Return to the main trail and turn left. You now head uphill on an old woods road. Soon, the red-blazed Wickopee Trail Loop leaves to the right, but you should continue ahead, now following white and blue blazes.
A short distance beyond, you’ll cross a stream on rocks opposite a cliff.
Next, the white-blazed White Pine Trail Loop goes off to the right. Continue ahead, now following only blue blazes.
The trail curves to the right and continues to ascend. Along the way, a yellow blaze on the right of the trail marks the Mossy Overlook Osio, a limited viewpoint from which you can see across the Hudson River.
A short distance beyond, you’ll reach a junction where a sign indicates that the Osborn Loop is to the left. Continue ahead on the blue-blazed trail, following the sign for “Lost Pond.” The trail now crosses a stream and continues to ascend.
After passing through dense mountain laurel thickets, you’ll reach Lost Pond. At the southern end of the pond, a yellow blaze on the right marks the Lost Pond Osio, another limited viewpoint over the Hudson River, and a triple-yellow blaze on the left marks the start of a connecting trail that leads to the Osborn Loop.
Here, you should turn right and follow the blue-blazed Lost Pond Trail Loop downhill.
About halfway down, you’ll notice a triple-yellow blaze on the left. Turn left and follow this yellow-blazed side trail to the Chestnut Oak Ridge Osio, a panoramic viewpoint over the Hudson River (the best view is a short distance beyond the triple blaze that marks the official end of this side trail).

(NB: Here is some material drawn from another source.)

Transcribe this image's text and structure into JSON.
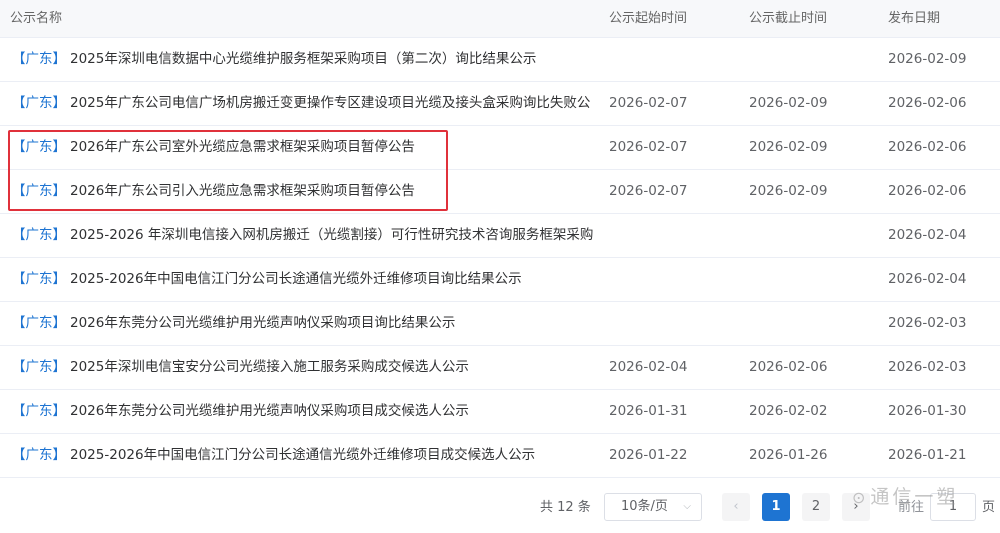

After taking in the view, retrace your steps to the blue-blazed trail, turn left and continue heading downhill.
A short distance beyond, you’ll come to the Four Corners, where the blue-blazed Lost Pond Trail Loop turns left and joins the white and red trails.
Proceed ahead on the red-blazed Wickopee Trail, which will be followed with the black dot in the middle.
The red blazes head downhill in a westerly direction.
The Wickopee Trail then crosses a stream on a log bridge.
After crossing the stream, turn right, leaving the red-blazed trail and now following the blue and white blazes. In a short distance recross the stream on rocks. This short section between the two stream crossings is a repeat from earlier in the hike.
A short distance after crossing the stream, the White Pine Trail leaves to the right. Turn right and follow the white blazes as they lead uphill.
Follow the white blazes along the top of a cliff, over a boulder stream crossing, to Deer Pool and through Fern Meadow.
The white blazes pass through the Four Corners and join the red and blue blazes. Continue downhill, now following the trail marked with white, red and blue blazes.
The trail heads downhill, turns right and comes to a T-intersection. Turn left and follow the wood chip path back to the parking area, where the hike began.
This preserve is surprisingly rugged and the trails are well blazed. The property is quite scenic and the numerous stream crossings make for a fun hike. The three loop trails along varied terrain make any number of loop hikes possible for the seasoned hiker or the novice. A nice way to spend a few hours in the Hudson Valley.
Pros: Well blazed trails, cascading streams, varied terrain, scenic landscape.
Cons: Scenic viewpoints are not impressive, trails get swampy after heavy or prolonged rainfall.
Take a hike!